Confusing? Perhaps now you feel like The Desperate Man.
(Yes, I know, I’ve left out his head. All the better to display the wonderful pose of the hands, which somehow makes me think of Child with a Toy Hand Granade by that rather more modern master image maker of humanity, Diane Arbus. The Queensland Art Gallery, incidentally, also has some Arbus photographic prints on display at the moment).
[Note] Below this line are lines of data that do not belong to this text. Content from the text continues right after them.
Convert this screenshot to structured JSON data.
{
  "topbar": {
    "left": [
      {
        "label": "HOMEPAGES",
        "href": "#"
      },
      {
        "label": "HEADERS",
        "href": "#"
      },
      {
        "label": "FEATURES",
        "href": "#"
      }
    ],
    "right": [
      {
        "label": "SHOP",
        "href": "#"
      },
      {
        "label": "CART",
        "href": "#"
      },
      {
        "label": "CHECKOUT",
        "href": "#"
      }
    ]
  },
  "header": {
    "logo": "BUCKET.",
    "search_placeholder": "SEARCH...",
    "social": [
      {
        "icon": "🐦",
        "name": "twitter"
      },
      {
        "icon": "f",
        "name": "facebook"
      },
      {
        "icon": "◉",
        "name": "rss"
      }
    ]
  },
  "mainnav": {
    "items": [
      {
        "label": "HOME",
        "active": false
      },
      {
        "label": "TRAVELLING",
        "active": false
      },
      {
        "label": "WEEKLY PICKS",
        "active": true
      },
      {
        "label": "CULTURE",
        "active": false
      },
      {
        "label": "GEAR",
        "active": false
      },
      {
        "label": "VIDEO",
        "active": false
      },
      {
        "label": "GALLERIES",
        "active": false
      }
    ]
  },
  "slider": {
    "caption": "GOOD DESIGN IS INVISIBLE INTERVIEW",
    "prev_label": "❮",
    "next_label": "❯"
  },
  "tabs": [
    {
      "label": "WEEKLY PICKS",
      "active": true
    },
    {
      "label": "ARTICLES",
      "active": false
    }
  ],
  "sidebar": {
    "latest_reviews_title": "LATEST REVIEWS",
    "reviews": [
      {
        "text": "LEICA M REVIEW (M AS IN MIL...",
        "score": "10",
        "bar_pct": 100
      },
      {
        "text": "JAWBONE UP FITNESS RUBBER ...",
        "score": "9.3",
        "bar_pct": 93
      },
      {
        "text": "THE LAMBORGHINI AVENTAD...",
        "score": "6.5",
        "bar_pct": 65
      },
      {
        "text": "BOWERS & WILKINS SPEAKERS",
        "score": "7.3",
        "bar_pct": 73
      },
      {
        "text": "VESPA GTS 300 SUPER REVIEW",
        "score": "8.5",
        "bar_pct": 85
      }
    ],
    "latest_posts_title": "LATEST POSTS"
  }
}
You might think that something called Raw Ink Magazine might be a publication about printmaking, or perhaps tattoos. Actually it is about neither of these, and yet both! Raw Ink Magazine is an online publication about everything creative going on in Brisbane and the Gold Coast, especially art, design and music. They are no flash in the pan, with this months issue (May 2013) being number 20! Arts journalist Ruth Dunn interviewed me recently. We talked about printmaking, walking, ecology, process and inspiration. You can see the results in issue 20 of Raw Ink Magazine.